If you Google “Algonquin College” you’ll find most people believe us to be a smart and ambitious bunch. But Google has never spent any time inside one of our Ottawa campus washrooms, where crowds of people mill about, hoot and holler and even vape.
I don’t want to come off as a cranky old man, but let’s can it with all the washroom funny business. I don’t like public washrooms and I would be extremely suspicious of anyone who felt otherwise. These facilities exist solely as an emergency option. I wait until it’s touching cloth before I build an underwater sculpture in a public restroom.
Get in and leave as quickly as possible. No phone scrolling and no neighbourly gab sessions with the fella next door.
But apparently this perfectly acceptable line of reasoning is lost on many here at Algonquin College.
I’ve had to drop anchor surrounded by a group of young men all laughing and yelling loudly, separated only by a thin aluminum door which frankly, doesn’t go low enough. I’ve been forced to liquidate assets while someone rattled drum sticks on the counter and imitated a walrus mating call…or perhaps it was a Kendrick Lamar song. I couldn’t tell.
Even the experts have weighed in on social activity in the necessarium.
“Bathrooms say a lot about society,” Dr. Chris Martin, a professor of social sciences here at Algonquin College and an author on the symbolism of tattoos, told me. “They are full of symbolic layers — politics, identity, history and social psychology.”
Martin mentioned rebelliousness and lavatories have gone hand in hand for a long time, and brought up songs such as Smoking in the Boys Room from the 1970s.
“There are two places in the world: the sacred and the profane,” said Martin. “The bathrooms are the profane.
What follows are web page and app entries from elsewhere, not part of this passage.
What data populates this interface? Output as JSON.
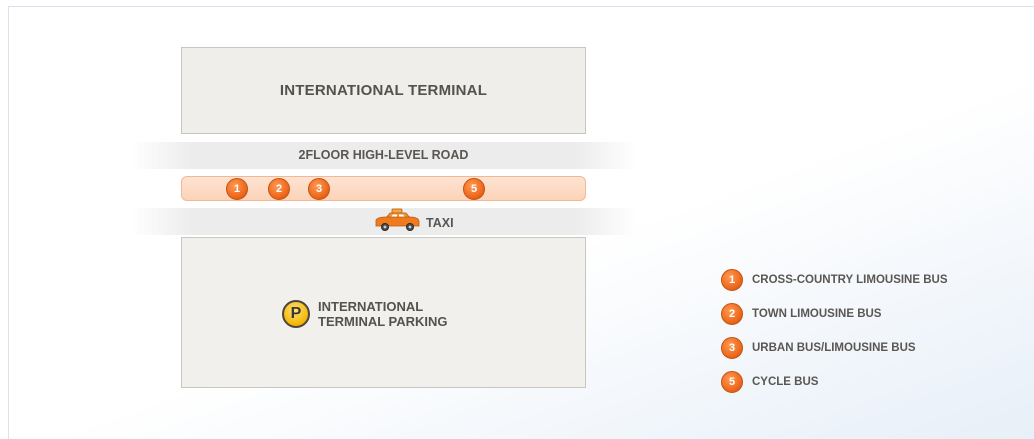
{
  "terminal": {
    "title": "INTERNATIONAL TERMINAL"
  },
  "roads": {
    "high_level": "2FLOOR HIGH-LEVEL ROAD",
    "taxi": "TAXI"
  },
  "bus_stops": [
    {
      "number": "1"
    },
    {
      "number": "2"
    },
    {
      "number": "3"
    },
    {
      "number": "5"
    }
  ],
  "parking": {
    "symbol": "P",
    "line1": "INTERNATIONAL",
    "line2": "TERMINAL PARKING"
  },
  "legend": [
    {
      "number": "1",
      "label": "CROSS-COUNTRY LIMOUSINE BUS"
    },
    {
      "number": "2",
      "label": "TOWN LIMOUSINE BUS"
    },
    {
      "number": "3",
      "label": "URBAN BUS/LIMOUSINE BUS"
    },
    {
      "number": "5",
      "label": "CYCLE BUS"
    }
  ],
  "colors": {
    "bus_stop": "#ee6a1f",
    "bus_lane": "#fbd3b8",
    "parking_symbol": "#f3b500",
    "taxi": "#f07a1e"
  },
  "icons": {
    "taxi": "taxi-icon",
    "parking": "parking-icon",
    "bus_stop": "bus-stop-marker"
  }
}
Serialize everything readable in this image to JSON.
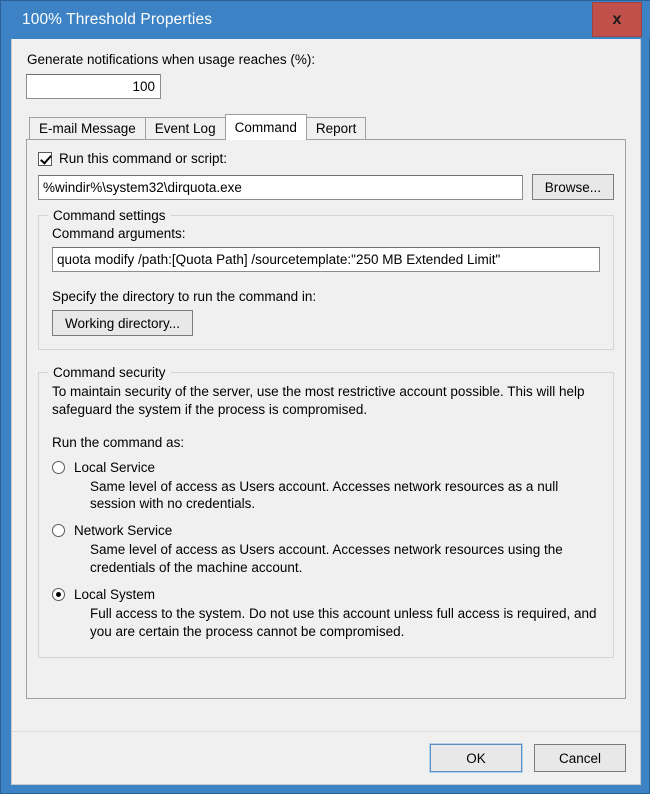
{
  "window": {
    "title": "100% Threshold Properties",
    "close_label": "x",
    "close_icon": "close-icon",
    "accent_color": "#3c82c4",
    "close_color": "#c1504b",
    "dialog_bg": "#f0f0f0"
  },
  "threshold": {
    "label": "Generate notifications when usage reaches (%):",
    "value": "100"
  },
  "tabs": [
    {
      "label": "E-mail Message",
      "active": false
    },
    {
      "label": "Event Log",
      "active": false
    },
    {
      "label": "Command",
      "active": true
    },
    {
      "label": "Report",
      "active": false
    }
  ],
  "command": {
    "run_checkbox_label": "Run this command or script:",
    "run_checkbox_checked": true,
    "command_path": "%windir%\\system32\\dirquota.exe",
    "browse_label": "Browse...",
    "settings_group_title": "Command settings",
    "arguments_label": "Command arguments:",
    "arguments_value": "quota modify /path:[Quota Path] /sourcetemplate:\"250 MB Extended Limit\"",
    "directory_label": "Specify the directory to run the command in:",
    "working_directory_label": "Working directory..."
  },
  "security": {
    "group_title": "Command security",
    "description": "To maintain security of the server, use the most restrictive account possible. This will help safeguard the system if the process is compromised.",
    "run_as_label": "Run the command as:",
    "options": [
      {
        "label": "Local Service",
        "selected": false,
        "description": "Same level of access as Users account. Accesses network resources as a null session with no credentials."
      },
      {
        "label": "Network Service",
        "selected": false,
        "description": "Same level of access as Users account. Accesses network resources using the credentials of the machine account."
      },
      {
        "label": "Local System",
        "selected": true,
        "description": "Full access to the system. Do not use this account unless full access is required, and you are certain the process cannot be compromised."
      }
    ]
  },
  "footer": {
    "ok_label": "OK",
    "cancel_label": "Cancel"
  }
}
You feel you’re not being watched, so you can be more authentic, more badass.”
I have to agree with Doc Martin, but I don’t have to like it. So the next time you pop into the oval office to answer nature’s call, try to keep it to a dull roar, would ya?